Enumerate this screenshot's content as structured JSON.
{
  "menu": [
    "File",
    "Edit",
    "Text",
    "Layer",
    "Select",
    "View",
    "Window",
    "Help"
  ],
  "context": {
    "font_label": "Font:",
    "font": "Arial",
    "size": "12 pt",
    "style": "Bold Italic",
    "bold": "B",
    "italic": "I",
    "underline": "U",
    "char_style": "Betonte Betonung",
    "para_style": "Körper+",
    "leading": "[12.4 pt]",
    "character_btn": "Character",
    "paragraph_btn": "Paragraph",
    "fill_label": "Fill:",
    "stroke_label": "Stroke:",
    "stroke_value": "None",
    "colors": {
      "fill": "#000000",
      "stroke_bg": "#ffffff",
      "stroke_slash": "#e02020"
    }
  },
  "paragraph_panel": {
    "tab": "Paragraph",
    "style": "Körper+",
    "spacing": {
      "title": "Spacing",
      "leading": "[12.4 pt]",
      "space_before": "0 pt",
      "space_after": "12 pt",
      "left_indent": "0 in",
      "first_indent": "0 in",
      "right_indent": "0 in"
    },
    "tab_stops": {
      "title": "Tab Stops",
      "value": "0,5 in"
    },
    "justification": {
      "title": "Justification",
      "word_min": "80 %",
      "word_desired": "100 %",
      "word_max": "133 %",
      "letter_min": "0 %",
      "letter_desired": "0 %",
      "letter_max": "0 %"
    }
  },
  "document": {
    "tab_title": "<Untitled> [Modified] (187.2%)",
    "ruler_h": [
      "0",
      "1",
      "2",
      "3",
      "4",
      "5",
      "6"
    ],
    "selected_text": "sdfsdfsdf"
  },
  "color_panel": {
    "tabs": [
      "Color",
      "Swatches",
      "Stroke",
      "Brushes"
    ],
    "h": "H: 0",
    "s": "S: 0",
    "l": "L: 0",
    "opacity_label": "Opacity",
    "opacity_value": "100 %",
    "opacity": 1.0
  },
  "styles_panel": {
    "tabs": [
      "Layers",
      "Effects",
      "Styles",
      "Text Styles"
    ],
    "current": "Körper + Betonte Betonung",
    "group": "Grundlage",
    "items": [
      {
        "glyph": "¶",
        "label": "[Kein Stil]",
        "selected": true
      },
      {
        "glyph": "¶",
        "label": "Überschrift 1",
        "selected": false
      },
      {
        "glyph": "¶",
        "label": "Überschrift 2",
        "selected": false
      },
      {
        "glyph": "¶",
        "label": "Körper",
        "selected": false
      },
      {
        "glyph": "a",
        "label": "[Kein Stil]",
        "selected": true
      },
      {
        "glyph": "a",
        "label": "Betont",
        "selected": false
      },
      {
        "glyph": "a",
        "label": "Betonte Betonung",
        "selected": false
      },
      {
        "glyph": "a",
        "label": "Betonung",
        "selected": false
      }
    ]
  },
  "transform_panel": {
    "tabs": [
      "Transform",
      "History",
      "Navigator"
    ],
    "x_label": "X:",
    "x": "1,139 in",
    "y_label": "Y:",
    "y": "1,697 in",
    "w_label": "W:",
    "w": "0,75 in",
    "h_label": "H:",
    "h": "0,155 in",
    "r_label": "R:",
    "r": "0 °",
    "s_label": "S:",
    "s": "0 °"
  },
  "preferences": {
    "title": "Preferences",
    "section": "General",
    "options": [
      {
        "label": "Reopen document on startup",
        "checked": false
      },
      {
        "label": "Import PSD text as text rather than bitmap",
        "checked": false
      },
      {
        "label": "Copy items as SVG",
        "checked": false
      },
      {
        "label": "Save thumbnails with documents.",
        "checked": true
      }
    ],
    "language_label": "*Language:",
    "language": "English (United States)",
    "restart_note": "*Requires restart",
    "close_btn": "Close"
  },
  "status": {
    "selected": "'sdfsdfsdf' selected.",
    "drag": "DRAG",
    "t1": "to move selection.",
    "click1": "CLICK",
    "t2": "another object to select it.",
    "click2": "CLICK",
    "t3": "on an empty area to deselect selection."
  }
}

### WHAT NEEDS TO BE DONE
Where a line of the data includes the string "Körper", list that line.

### SOLUTION
    "para_style": "Körper+",
    "style": "Körper+",
    "current": "Körper + Betonte Betonung",
        "label": "Körper",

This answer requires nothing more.